App and web page records:

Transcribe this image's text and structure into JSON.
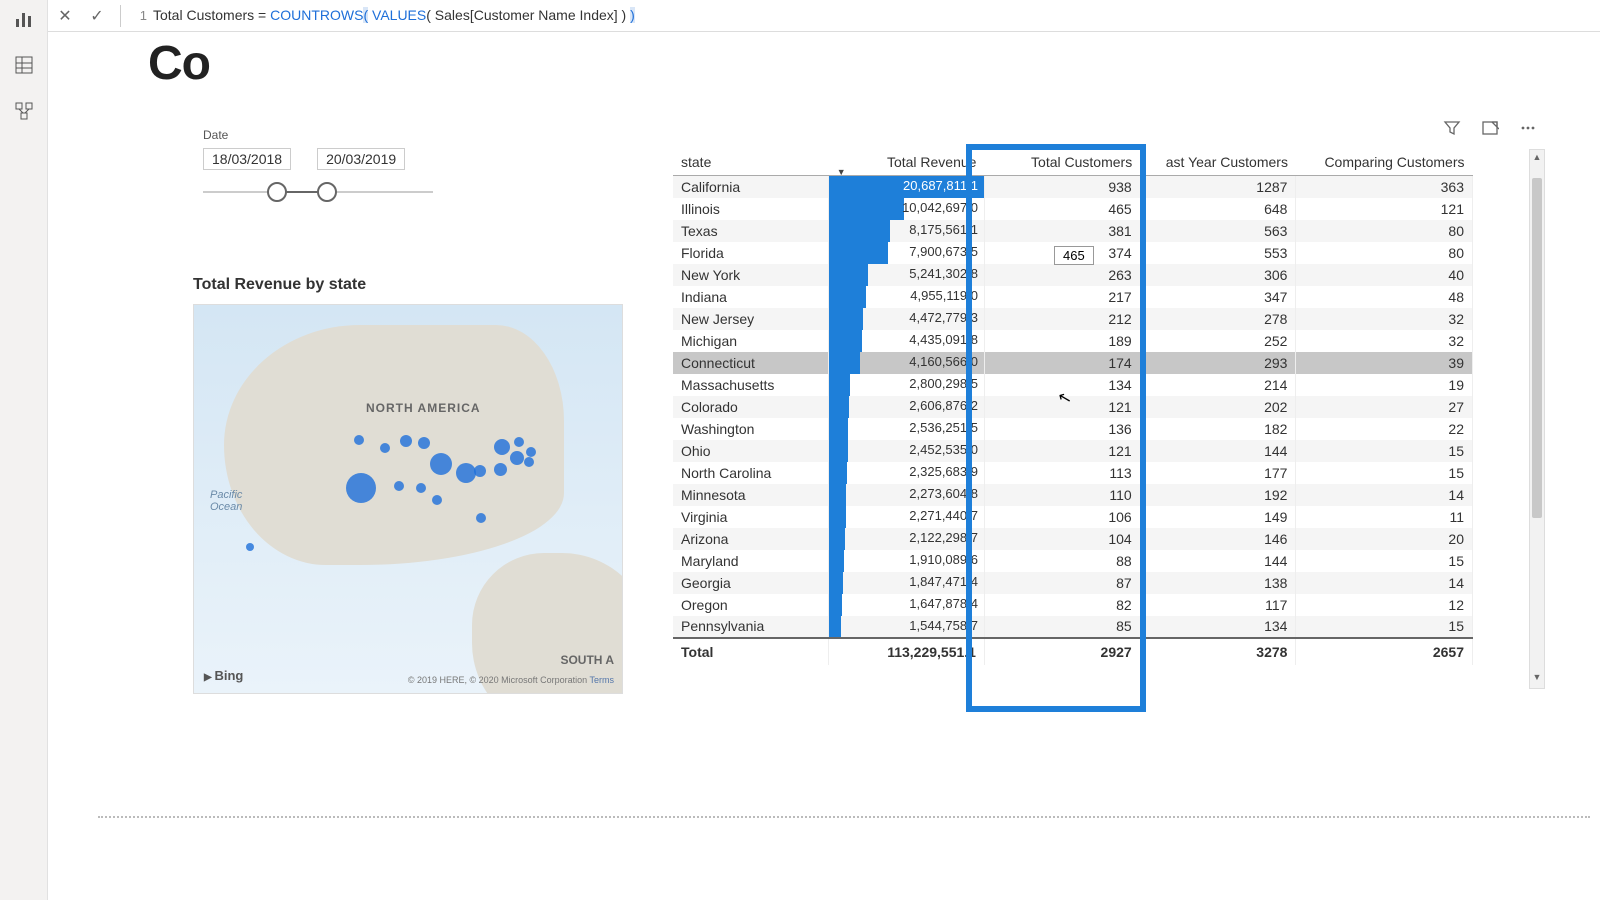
{
  "formula": {
    "line": "1",
    "measure": "Total Customers",
    "eq": " = ",
    "fn1": "COUNTROWS",
    "br_open": "(",
    "sp1": " ",
    "fn2": "VALUES",
    "br2o": "(",
    "arg": " Sales[Customer Name Index] ",
    "br2c": ")",
    "sp2": " ",
    "br_close": ")"
  },
  "title_frag": "Co",
  "slicer": {
    "label": "Date",
    "from": "18/03/2018",
    "to": "20/03/2019"
  },
  "map": {
    "title": "Total Revenue by state",
    "na": "NORTH AMERICA",
    "sa": "SOUTH A",
    "po": "Pacific\nOcean",
    "bing": "Bing",
    "cred": "© 2019 HERE, © 2020 Microsoft Corporation ",
    "terms": "Terms"
  },
  "table": {
    "headers": {
      "state": "state",
      "rev": "Total Revenue",
      "cust": "Total Customers",
      "last": "ast Year Customers",
      "comp": "Comparing Customers"
    },
    "max_rev": 20687811.1,
    "rows": [
      {
        "state": "California",
        "rev": "20,687,811.1",
        "revn": 20687811.1,
        "cust": "938",
        "last": "1287",
        "comp": "363"
      },
      {
        "state": "Illinois",
        "rev": "10,042,697.0",
        "revn": 10042697.0,
        "cust": "465",
        "last": "648",
        "comp": "121"
      },
      {
        "state": "Texas",
        "rev": "8,175,561.1",
        "revn": 8175561.1,
        "cust": "381",
        "last": "563",
        "comp": "80"
      },
      {
        "state": "Florida",
        "rev": "7,900,673.5",
        "revn": 7900673.5,
        "cust": "374",
        "last": "553",
        "comp": "80"
      },
      {
        "state": "New York",
        "rev": "5,241,302.8",
        "revn": 5241302.8,
        "cust": "263",
        "last": "306",
        "comp": "40"
      },
      {
        "state": "Indiana",
        "rev": "4,955,119.0",
        "revn": 4955119.0,
        "cust": "217",
        "last": "347",
        "comp": "48"
      },
      {
        "state": "New Jersey",
        "rev": "4,472,779.3",
        "revn": 4472779.3,
        "cust": "212",
        "last": "278",
        "comp": "32"
      },
      {
        "state": "Michigan",
        "rev": "4,435,091.8",
        "revn": 4435091.8,
        "cust": "189",
        "last": "252",
        "comp": "32"
      },
      {
        "state": "Connecticut",
        "rev": "4,160,566.0",
        "revn": 4160566.0,
        "cust": "174",
        "last": "293",
        "comp": "39",
        "hover": true
      },
      {
        "state": "Massachusetts",
        "rev": "2,800,298.5",
        "revn": 2800298.5,
        "cust": "134",
        "last": "214",
        "comp": "19"
      },
      {
        "state": "Colorado",
        "rev": "2,606,876.2",
        "revn": 2606876.2,
        "cust": "121",
        "last": "202",
        "comp": "27"
      },
      {
        "state": "Washington",
        "rev": "2,536,251.5",
        "revn": 2536251.5,
        "cust": "136",
        "last": "182",
        "comp": "22"
      },
      {
        "state": "Ohio",
        "rev": "2,452,535.0",
        "revn": 2452535.0,
        "cust": "121",
        "last": "144",
        "comp": "15"
      },
      {
        "state": "North Carolina",
        "rev": "2,325,683.9",
        "revn": 2325683.9,
        "cust": "113",
        "last": "177",
        "comp": "15"
      },
      {
        "state": "Minnesota",
        "rev": "2,273,604.8",
        "revn": 2273604.8,
        "cust": "110",
        "last": "192",
        "comp": "14"
      },
      {
        "state": "Virginia",
        "rev": "2,271,440.7",
        "revn": 2271440.7,
        "cust": "106",
        "last": "149",
        "comp": "11"
      },
      {
        "state": "Arizona",
        "rev": "2,122,298.7",
        "revn": 2122298.7,
        "cust": "104",
        "last": "146",
        "comp": "20"
      },
      {
        "state": "Maryland",
        "rev": "1,910,089.6",
        "revn": 1910089.6,
        "cust": "88",
        "last": "144",
        "comp": "15"
      },
      {
        "state": "Georgia",
        "rev": "1,847,471.4",
        "revn": 1847471.4,
        "cust": "87",
        "last": "138",
        "comp": "14"
      },
      {
        "state": "Oregon",
        "rev": "1,647,878.4",
        "revn": 1647878.4,
        "cust": "82",
        "last": "117",
        "comp": "12"
      },
      {
        "state": "Pennsylvania",
        "rev": "1,544,758.7",
        "revn": 1544758.7,
        "cust": "85",
        "last": "134",
        "comp": "15"
      }
    ],
    "total": {
      "label": "Total",
      "rev": "113,229,551.1",
      "cust": "2927",
      "last": "3278",
      "comp": "2657"
    }
  },
  "tooltip": "465"
}
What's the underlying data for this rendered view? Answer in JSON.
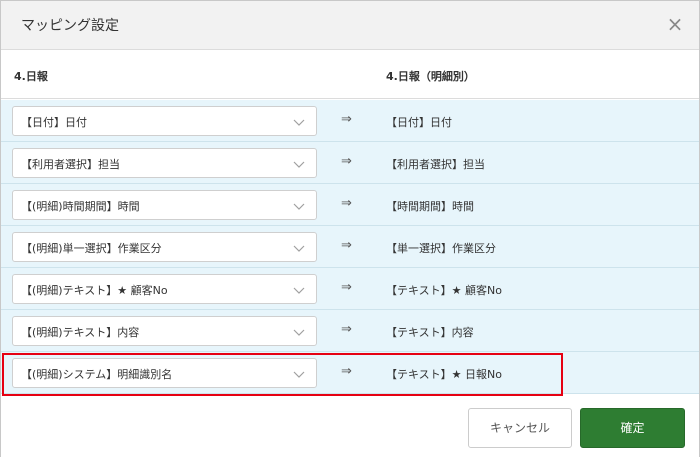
{
  "dialog": {
    "title": "マッピング設定",
    "close_icon": "close-icon"
  },
  "columns": {
    "source": "4.日報",
    "target": "4.日報（明細別）"
  },
  "arrow": "⇒",
  "rows": [
    {
      "source": "【日付】日付",
      "target": "【日付】日付"
    },
    {
      "source": "【利用者選択】担当",
      "target": "【利用者選択】担当"
    },
    {
      "source": "【(明細)時間期間】時間",
      "target": "【時間期間】時間"
    },
    {
      "source": "【(明細)単一選択】作業区分",
      "target": "【単一選択】作業区分"
    },
    {
      "source": "【(明細)テキスト】★ 顧客No",
      "target": "【テキスト】★ 顧客No"
    },
    {
      "source": "【(明細)テキスト】内容",
      "target": "【テキスト】内容"
    },
    {
      "source": "【(明細)システム】明細識別名",
      "target": "【テキスト】★ 日報No"
    }
  ],
  "highlighted_row": 6,
  "buttons": {
    "cancel": "キャンセル",
    "confirm": "確定"
  },
  "colors": {
    "row_bg": "#e7f5fb",
    "highlight": "#e60012",
    "confirm_bg": "#2e7d32"
  }
}
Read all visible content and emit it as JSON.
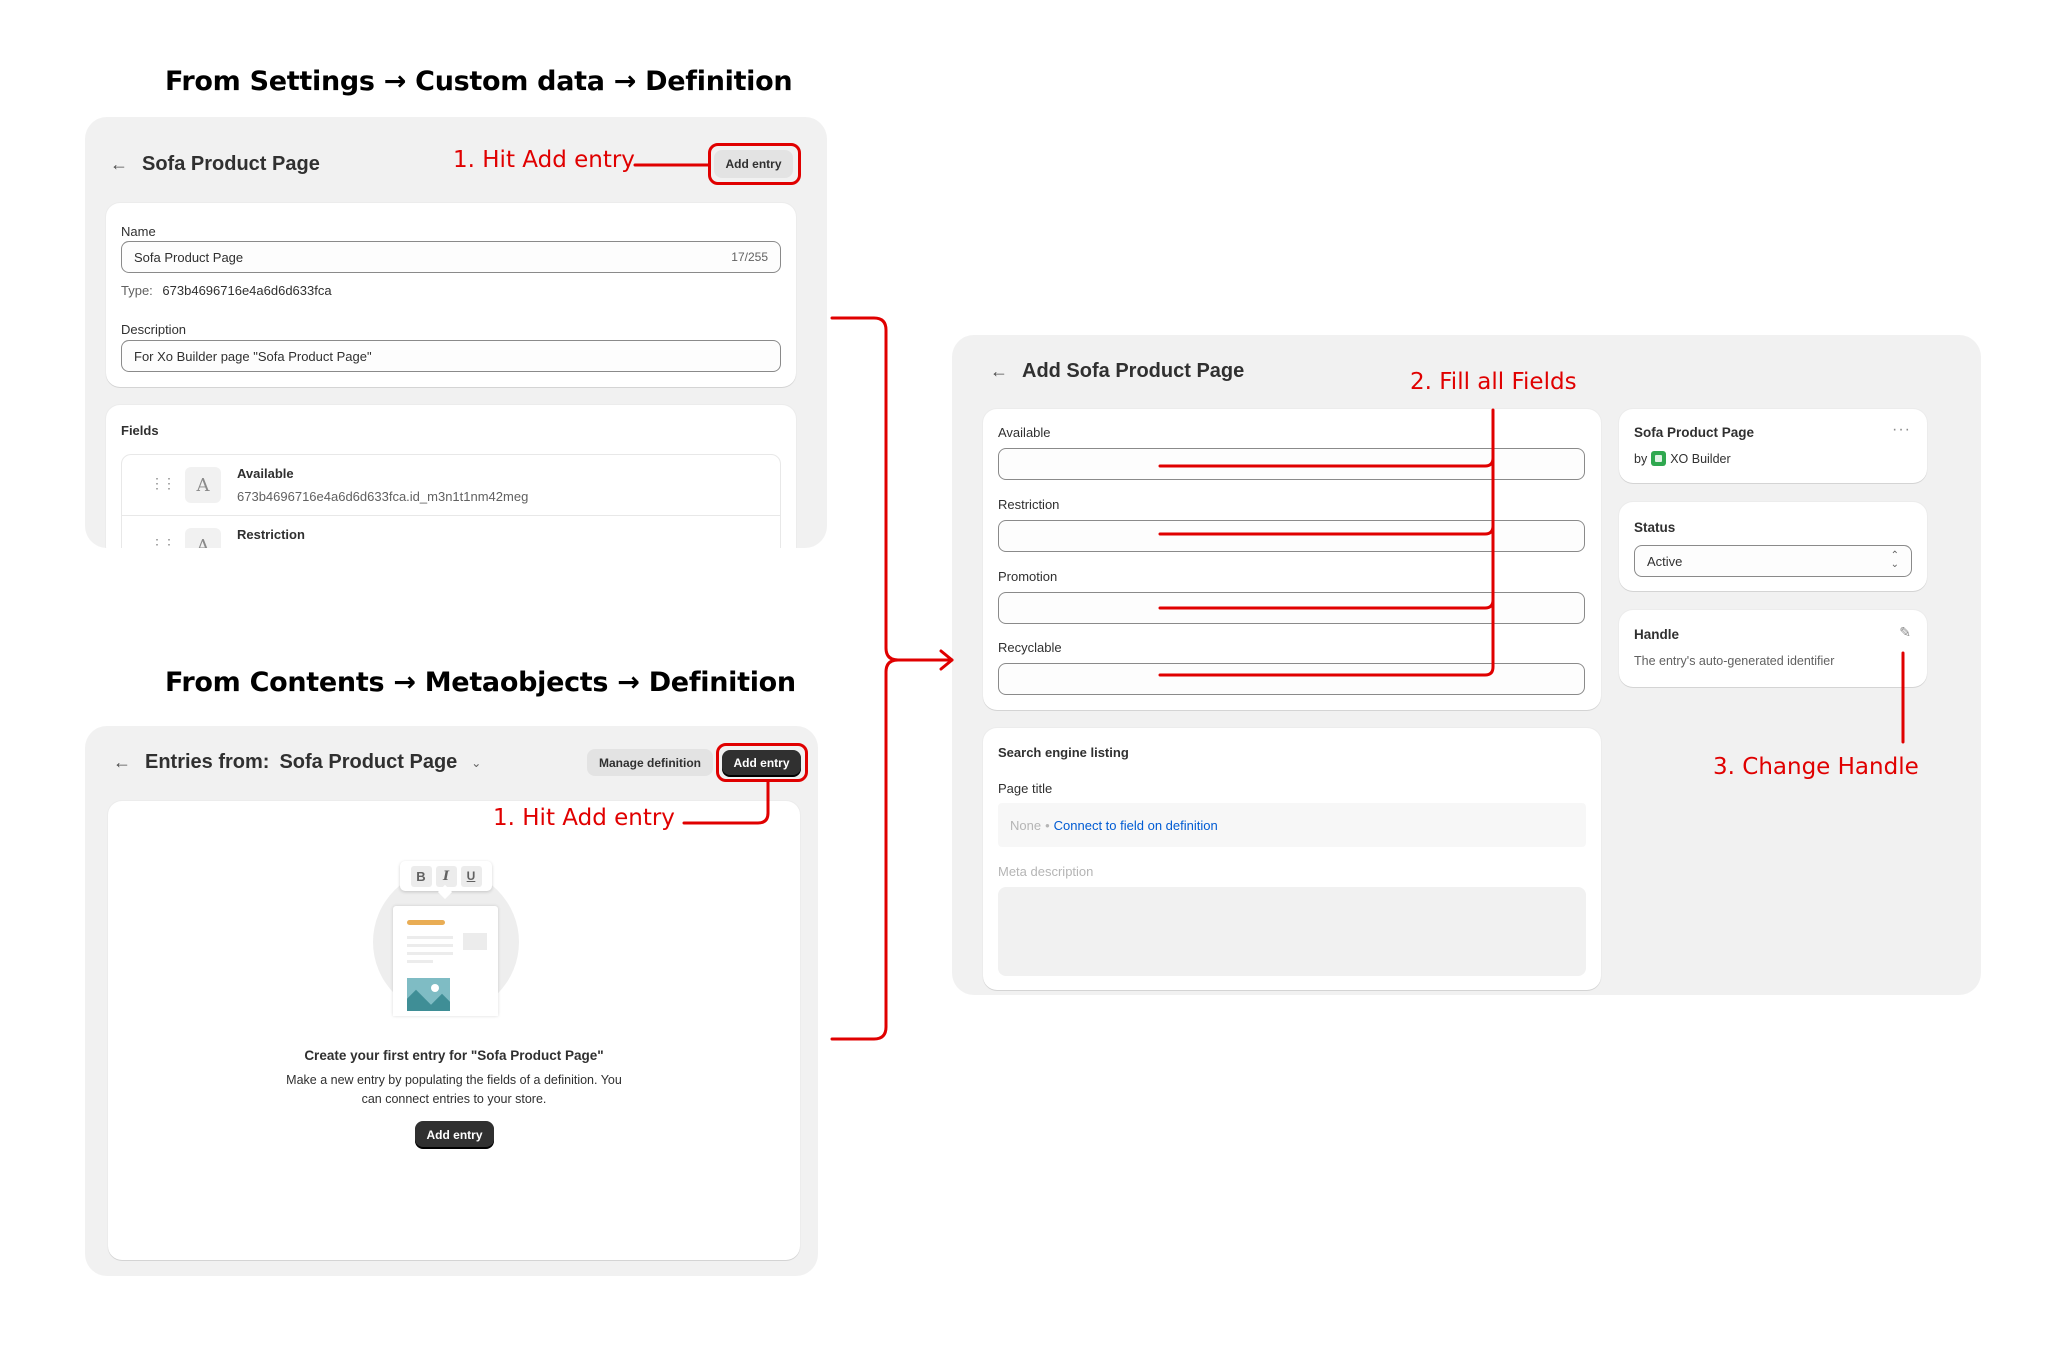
{
  "section1": {
    "heading": "From Settings → Custom data → Definition",
    "title": "Sofa Product Page",
    "add_entry_label": "Add entry",
    "annotation": "1. Hit Add entry",
    "name_label": "Name",
    "name_value": "Sofa Product Page",
    "name_counter": "17/255",
    "type_label": "Type:",
    "type_value": "673b4696716e4a6d6d633fca",
    "description_label": "Description",
    "description_value": "For Xo Builder page \"Sofa Product Page\"",
    "fields_heading": "Fields",
    "fields": [
      {
        "name": "Available",
        "key": "673b4696716e4a6d6d633fca.id_m3n1t1nm42meg",
        "icon": "A"
      },
      {
        "name": "Restriction",
        "key": "",
        "icon": "A"
      }
    ]
  },
  "section2": {
    "heading": "From Contents → Metaobjects → Definition",
    "title_prefix": "Entries from:",
    "title": "Sofa Product Page",
    "manage_definition_label": "Manage definition",
    "add_entry_label": "Add entry",
    "annotation": "1. Hit Add entry",
    "illustration_format_buttons": [
      "B",
      "I",
      "U"
    ],
    "empty_title": "Create your first entry for \"Sofa Product Page\"",
    "empty_desc_line1": "Make a new entry by populating the fields of a definition. You",
    "empty_desc_line2": "can connect entries to your store.",
    "empty_add_entry_label": "Add entry"
  },
  "section3": {
    "title": "Add Sofa Product Page",
    "annotation_fill": "2. Fill all Fields",
    "annotation_handle": "3. Change Handle",
    "fields": [
      {
        "label": "Available",
        "value": ""
      },
      {
        "label": "Restriction",
        "value": ""
      },
      {
        "label": "Promotion",
        "value": ""
      },
      {
        "label": "Recyclable",
        "value": ""
      }
    ],
    "seo": {
      "heading": "Search engine listing",
      "page_title_label": "Page title",
      "page_title_none": "None",
      "page_title_link": "Connect to field on definition",
      "meta_description_label": "Meta description"
    },
    "sidebar": {
      "definition_name": "Sofa Product Page",
      "by_label": "by",
      "app_name": "XO Builder",
      "more_icon": "···",
      "status_heading": "Status",
      "status_value": "Active",
      "handle_heading": "Handle",
      "handle_desc": "The entry's auto-generated identifier"
    }
  },
  "colors": {
    "annotation_red": "#e00000",
    "link_blue": "#005bd3",
    "panel_bg": "#f1f1f1",
    "app_icon_green": "#2fa84f"
  }
}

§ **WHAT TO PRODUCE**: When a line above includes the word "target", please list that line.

§ **EXERCISE SOLUTION**:
    "target": "4.日報（明細別）"
      "target": "【日付】日付"
      "target": "【利用者選択】担当"
      "target": "【時間期間】時間"
      "target": "【単一選択】作業区分"
      "target": "【テキスト】★ 顧客No"
      "target": "【テキスト】内容"
      "target": "【テキスト】★ 日報No"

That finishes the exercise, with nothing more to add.